Beth Ziereis

First post: Nov 2, 2021 Latest post: May 30, 2022
In the early morning hours of Wednesday, October 27, 2021, we received the call that Mom has been waiting for- finally the gift of lungs were ready for her to receive.  She and Dad headed down to the University Hospital (UW Madison) to prepare, while the donor family prepared to say goodbye to their loved one and prepare them for donation. 

In total, the double lung transplant surgery took around 12 hours to complete.  The lungs she received from the donor are in excellent condition, but were slightly larger than needed, so doctors worked to shave them down to her size.  (Didn't know that was a thing?  Nor did I!) Her lungs were in worse condition than originally thought, which meant she had a significant amount of scar tissue that needed removing prior to the placement of each lung.  The removal of the scar tissue led to excessive bleeding; therefore, she also received the generous gift of several units of blood, made possible by selfless donors. (Shameless plug- If you have ever considered blood or organ donation and are on the fence, this is an excellent reason to hop off the fence and follow through.)  The surgery had touch-and-go moments due to her significant health history, but was successful.   

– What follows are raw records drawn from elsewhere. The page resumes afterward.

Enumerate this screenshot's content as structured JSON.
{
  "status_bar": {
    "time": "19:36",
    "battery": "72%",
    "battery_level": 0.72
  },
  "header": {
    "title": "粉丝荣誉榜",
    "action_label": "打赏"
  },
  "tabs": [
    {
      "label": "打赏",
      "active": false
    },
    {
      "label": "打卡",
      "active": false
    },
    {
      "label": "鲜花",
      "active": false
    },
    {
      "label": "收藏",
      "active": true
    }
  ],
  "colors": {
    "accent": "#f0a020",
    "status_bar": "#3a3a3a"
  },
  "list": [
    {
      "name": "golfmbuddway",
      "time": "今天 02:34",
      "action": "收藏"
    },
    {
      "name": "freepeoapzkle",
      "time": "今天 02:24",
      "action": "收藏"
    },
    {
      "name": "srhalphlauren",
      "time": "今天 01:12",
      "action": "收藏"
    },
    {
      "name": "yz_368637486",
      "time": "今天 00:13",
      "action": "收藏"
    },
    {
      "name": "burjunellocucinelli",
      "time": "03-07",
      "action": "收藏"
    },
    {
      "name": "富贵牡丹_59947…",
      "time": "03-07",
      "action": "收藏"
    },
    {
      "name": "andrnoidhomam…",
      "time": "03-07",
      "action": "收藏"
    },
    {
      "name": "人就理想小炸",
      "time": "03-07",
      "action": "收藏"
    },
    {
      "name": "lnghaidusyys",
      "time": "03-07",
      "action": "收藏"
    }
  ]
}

On the morning of Thursday, October 28, 2021, she was wheeled into ICU recovery, where she will remain for several weeks while she heals.  Her breathing tube has been removed, along with several other IV's and ports, as she successfully breaths on her own and grows stronger each day.  

She had a PICC (peripherally inserted central catheter) placed today, November 2, 2021, essentially eliminating the need for ongoing pokes and prods.  The plan is to remove her femoral artery line once her PICC is proven successful.  This will hopefully allow her to rest a bit more comfortably.  She has not yet started with nutrition, but is receiving IV fluids regularly.  

She is on high doses of IV steroids, anti rejection medication and blood thinners, all having their own side effects.  The pain medication, coupled with other meds she is receiving, has her seeing some interesting things- the doctors are working to find a happy medium with pain mitigation.  More to come there.  

Once she is ready to be discharged, Mom and Dad will need to live in the Madison area for a period of time while the post-transplant team continues to monitor her progress.   

The transplant doctor has cautioned us that she will have ups and downs, but that is to be expected with a surgery of this magnitude.  So far, there have not been any notable setbacks, albeit it some bumps in the road, but in the interest of positivity- we will continue to celebrate her successes.  

Moving forward, updates from myself or Dad will be posted here.  Please send kind words, prayers, positive vibes, whatever your flavor, her way- she can certainly use them as fuel.  

We are grateful to God for continuing to watch over her and provide her strength, as well as the talent He has bestowed on the team of doctors, nurses and hospital staff who have allowed for this tremendous opportunity to take place.  They are quite simply, incredible- and dang- GOD IS GOOD.